Problem description: The answer must consist of every line in the records that contains the word "restaurante".

Segment Start: Data records

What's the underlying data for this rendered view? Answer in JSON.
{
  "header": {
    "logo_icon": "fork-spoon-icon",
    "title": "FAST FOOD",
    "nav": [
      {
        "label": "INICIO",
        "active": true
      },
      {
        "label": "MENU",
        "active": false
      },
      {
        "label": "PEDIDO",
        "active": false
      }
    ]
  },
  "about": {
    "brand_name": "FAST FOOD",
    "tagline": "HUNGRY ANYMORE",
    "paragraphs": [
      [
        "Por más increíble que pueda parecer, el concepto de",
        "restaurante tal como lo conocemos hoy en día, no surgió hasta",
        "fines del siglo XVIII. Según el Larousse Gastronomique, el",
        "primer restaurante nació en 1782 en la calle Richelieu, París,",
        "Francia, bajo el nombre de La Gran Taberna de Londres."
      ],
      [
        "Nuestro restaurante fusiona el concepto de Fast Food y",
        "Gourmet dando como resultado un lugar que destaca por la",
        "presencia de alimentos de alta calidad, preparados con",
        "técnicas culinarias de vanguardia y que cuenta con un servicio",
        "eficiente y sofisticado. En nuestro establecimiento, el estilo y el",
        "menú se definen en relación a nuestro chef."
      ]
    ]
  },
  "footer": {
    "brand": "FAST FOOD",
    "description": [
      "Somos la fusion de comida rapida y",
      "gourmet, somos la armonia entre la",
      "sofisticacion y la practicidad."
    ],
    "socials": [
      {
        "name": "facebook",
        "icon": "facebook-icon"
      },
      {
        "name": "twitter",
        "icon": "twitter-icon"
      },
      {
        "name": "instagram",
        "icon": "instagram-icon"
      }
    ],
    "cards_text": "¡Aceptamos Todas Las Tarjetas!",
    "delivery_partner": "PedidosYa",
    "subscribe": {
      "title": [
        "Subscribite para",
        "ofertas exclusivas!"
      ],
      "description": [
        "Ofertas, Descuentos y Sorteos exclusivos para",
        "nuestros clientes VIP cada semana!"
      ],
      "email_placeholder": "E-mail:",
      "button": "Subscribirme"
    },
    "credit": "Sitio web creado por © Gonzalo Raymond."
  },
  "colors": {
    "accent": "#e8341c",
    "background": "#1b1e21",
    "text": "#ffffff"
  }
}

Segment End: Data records

Written solution:
        "restaurante tal como lo conocemos hoy en día, no surgió hasta",
        "primer restaurante nació en 1782 en la calle Richelieu, París,",
        "Nuestro restaurante fusiona el concepto de Fast Food y",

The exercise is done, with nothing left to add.